LIKE THE RECENT CARAMEL, ALICE'S HOUSE depicts the beauty salon as a place of refuge for women in a macho culture. But middle-aged Brazilian stylist Alice (Carla Ribas) needs the sanctuary more than any of the Lebanese women in that predecessor. Her home, a Sao Paulo apartment, is occupied by three full-sized but not exactly grown-up sons, as well as her husband, a taxi driver who regularly uses the erotic license that comes with picking up women for a living. Mom strives to keep her lazy, horny, underdressed boys out of trouble, and acts to end her husband's liaison with a teenage neighbor — the one who actually asked Alice (who deals in love potions on the side) with help in luring an unidentified older man. Seeking revenge or simply a change, Alice begins an affair with an old boyfriend who's now living with her best client — the one who brags about keeping her man interested by shaving her pubic hair. Director and co-writer Chico Teixeira began as a documentarian, and that background is evident from his use of handheld camera, found-sound audio, and harsh, natural light. The real-world vibe doesn't quite balance the melodramatic plot, which inserts a few too many calamities between the naturalistic vignettes. The film's events are upstaged by the skillfully evoked milieu and characters. If the story doesn't quite convince, Alice and her wayward boys do. (2007, 90 min; at Landmark E Street).

ALTHOUGH IT'S A PARABLE OF ACCEPTANCE, CHAOS THEORY begs to be rejected from its very first scene: Frank (bland Ryan Reynolds) waylays his anxious about-to-be-son-in-law just before the wedding, and tells a story that should undermine the kid's desire to get married at all, let alone to Frank's daughter Jessie.

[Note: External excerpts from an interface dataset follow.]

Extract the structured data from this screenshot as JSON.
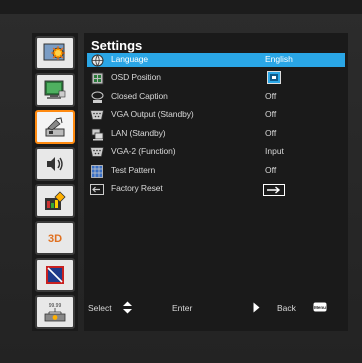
{
  "sidebar": {
    "items": [
      {
        "icon": "image-settings-icon",
        "active": false
      },
      {
        "icon": "display-icon",
        "active": false
      },
      {
        "icon": "setup-icon",
        "active": true
      },
      {
        "icon": "volume-icon",
        "active": false
      },
      {
        "icon": "options-icon",
        "active": false
      },
      {
        "icon": "3d-icon",
        "label": "3D",
        "active": false
      },
      {
        "icon": "crop-icon",
        "active": false
      },
      {
        "icon": "lan-network-icon",
        "active": false
      }
    ]
  },
  "panel": {
    "title": "Settings",
    "rows": [
      {
        "label": "Language",
        "value": "English",
        "icon": "globe-icon",
        "selected": true
      },
      {
        "label": "OSD Position",
        "value": "",
        "value_icon": "osd-position-icon",
        "icon": "osd-position-menu-icon",
        "selected": false
      },
      {
        "label": "Closed Caption",
        "value": "Off",
        "icon": "closed-caption-icon",
        "selected": false
      },
      {
        "label": "VGA Output (Standby)",
        "value": "Off",
        "icon": "vga-output-icon",
        "selected": false
      },
      {
        "label": "LAN (Standby)",
        "value": "Off",
        "icon": "lan-icon",
        "selected": false
      },
      {
        "label": "VGA-2 (Function)",
        "value": "Input",
        "icon": "vga-function-icon",
        "selected": false
      },
      {
        "label": "Test Pattern",
        "value": "Off",
        "icon": "test-pattern-icon",
        "selected": false
      },
      {
        "label": "Factory Reset",
        "value": "",
        "value_icon": "arrow-enter-icon",
        "icon": "factory-reset-icon",
        "selected": false
      }
    ]
  },
  "footer": {
    "select_label": "Select",
    "enter_label": "Enter",
    "back_label": "Back",
    "menu_key_label": "Menu"
  },
  "colors": {
    "highlight": "#2aa6e6",
    "active_border": "#ff8a10",
    "panel_bg": "#1a1a1a"
  }
}
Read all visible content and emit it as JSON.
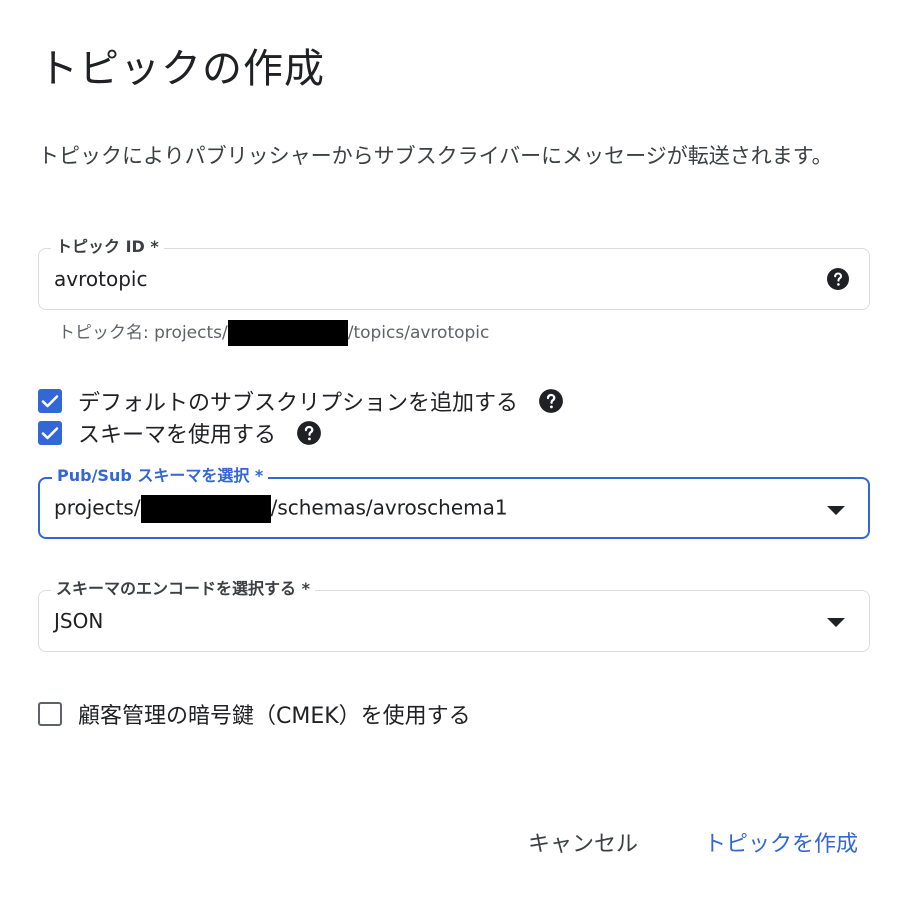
{
  "dialog": {
    "title": "トピックの作成",
    "description": "トピックによりパブリッシャーからサブスクライバーにメッセージが転送されます。"
  },
  "topic_id": {
    "label": "トピック ID *",
    "value": "avrotopic",
    "hint_prefix": "トピック名: projects/",
    "hint_suffix": "/topics/avrotopic",
    "help_icon": "help-circle-icon"
  },
  "options": {
    "default_subscription": {
      "label": "デフォルトのサブスクリプションを追加する",
      "checked": true
    },
    "use_schema": {
      "label": "スキーマを使用する",
      "checked": true
    },
    "cmek": {
      "label": "顧客管理の暗号鍵（CMEK）を使用する",
      "checked": false
    }
  },
  "schema_select": {
    "label": "Pub/Sub スキーマを選択 *",
    "value_prefix": "projects/",
    "value_suffix": "/schemas/avroschema1"
  },
  "encoding_select": {
    "label": "スキーマのエンコードを選択する *",
    "value": "JSON"
  },
  "actions": {
    "cancel": "キャンセル",
    "create": "トピックを作成"
  },
  "colors": {
    "accent": "#3367d6",
    "text": "#202124",
    "muted": "#5f6368",
    "border": "#dadce0"
  }
}
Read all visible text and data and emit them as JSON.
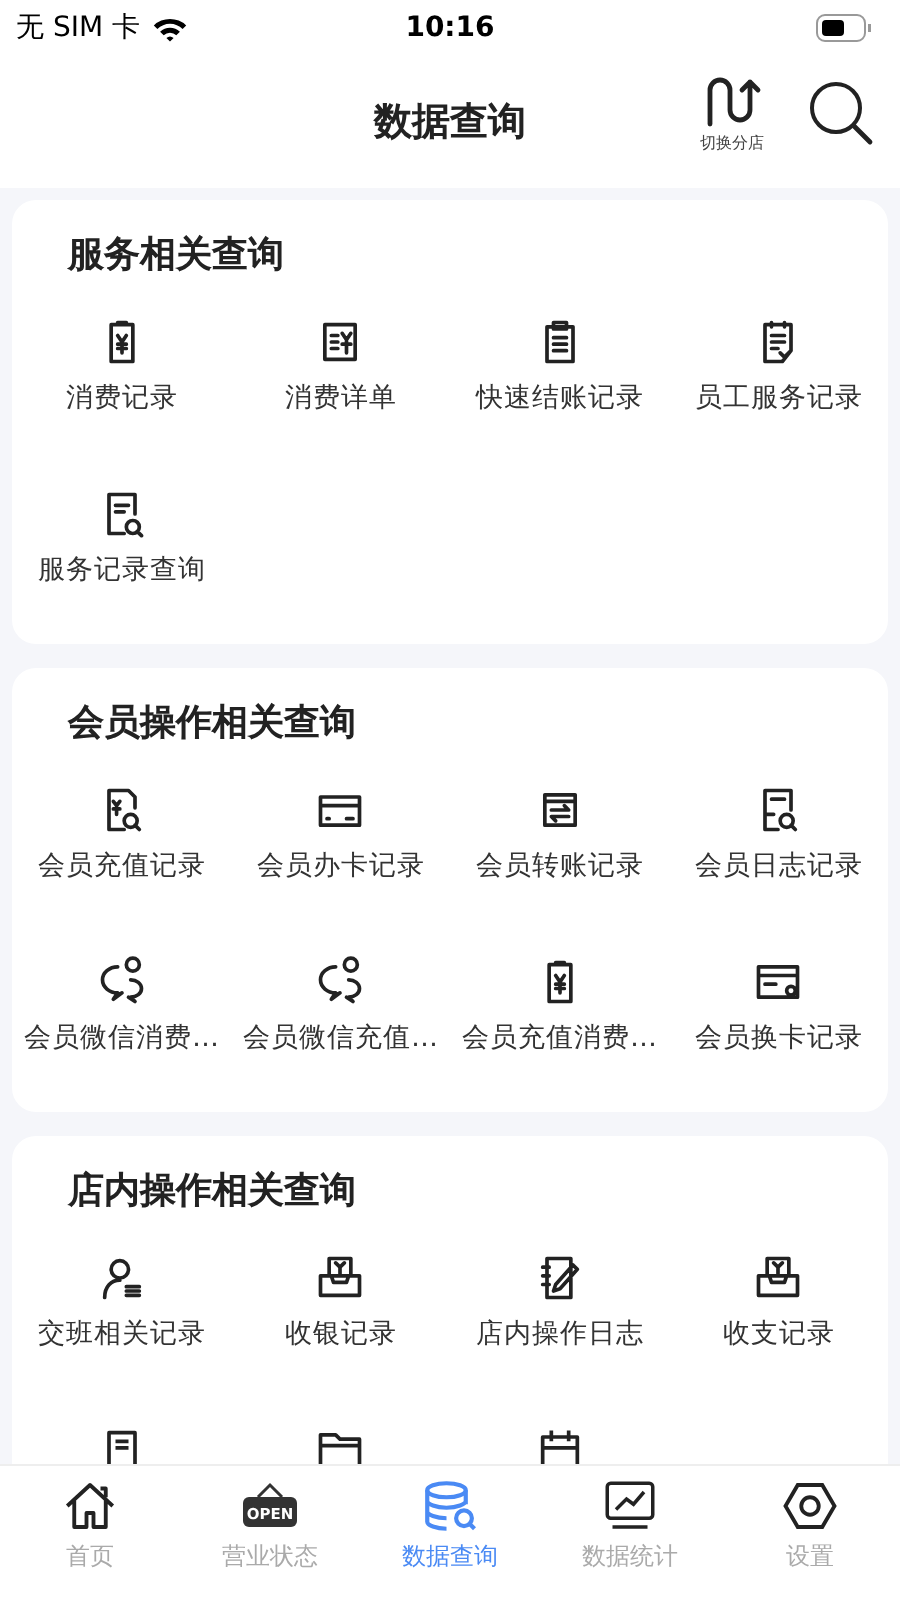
{
  "status_bar": {
    "carrier": "无 SIM 卡",
    "time": "10:16"
  },
  "header": {
    "title": "数据查询",
    "switch_label": "切换分店"
  },
  "sections": [
    {
      "title": "服务相关查询",
      "items": [
        {
          "kind": "full",
          "label": "消费记录"
        },
        {
          "kind": "full",
          "label": "消费详单"
        },
        {
          "kind": "full",
          "label": "快速结账记录"
        },
        {
          "kind": "full",
          "label": "员工服务记录"
        },
        {
          "kind": "full",
          "label": "服务记录查询"
        }
      ]
    },
    {
      "title": "会员操作相关查询",
      "items": [
        {
          "kind": "full",
          "label": "会员充值记录"
        },
        {
          "kind": "full",
          "label": "会员办卡记录"
        },
        {
          "kind": "full",
          "label": "会员转账记录"
        },
        {
          "kind": "full",
          "label": "会员日志记录"
        },
        {
          "kind": "full",
          "label": "会员微信消费…"
        },
        {
          "kind": "full",
          "label": "会员微信充值…"
        },
        {
          "kind": "full",
          "label": "会员充值消费…"
        },
        {
          "kind": "full",
          "label": "会员换卡记录"
        }
      ]
    },
    {
      "title": "店内操作相关查询",
      "items": [
        {
          "kind": "full",
          "label": "交班相关记录"
        },
        {
          "kind": "full",
          "label": "收银记录"
        },
        {
          "kind": "full",
          "label": "店内操作日志"
        },
        {
          "kind": "full",
          "label": "收支记录"
        },
        {
          "kind": "cut"
        },
        {
          "kind": "cut"
        },
        {
          "kind": "cut"
        }
      ]
    }
  ],
  "tab_bar": [
    {
      "label": "首页",
      "selected": false
    },
    {
      "label": "营业状态",
      "selected": false,
      "sign_text": "OPEN"
    },
    {
      "label": "数据查询",
      "selected": true
    },
    {
      "label": "数据统计",
      "selected": false
    },
    {
      "label": "设置",
      "selected": false
    }
  ]
}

The bulk of the movie is a flashback recounting the sequence of events that, some 20 years earlier, led Frank to almost abandon Jessie and her mother, Susan (iffy-accented Brit Emily Mortimer). What Frank learns is so implausible that it sinks the movie, but the script's logic checks out well before the big revelation. The silliness begins when Susan tweaks her husband, an uptight time-management consultant, by setting back the kitchen clock. That makes him late for the ferry, which runs only every 30 minutes. The uptight time-management consultant lives in a place — outside Seattle, presumably — where his schedule is ruled by a twice-hourly ferry schedule? Buy that, and maybe the rest of director Marcos Siega's dramedy falls into place. "It's chaos out there," Franks warns his clients, but inside the movie all is contrivance, and a dozen song cues (including the Kinks, ELO, and Hot Chocolate) can't drown out the creaking of the plot. (2008, 85 min; at Landmark Bethesda Row.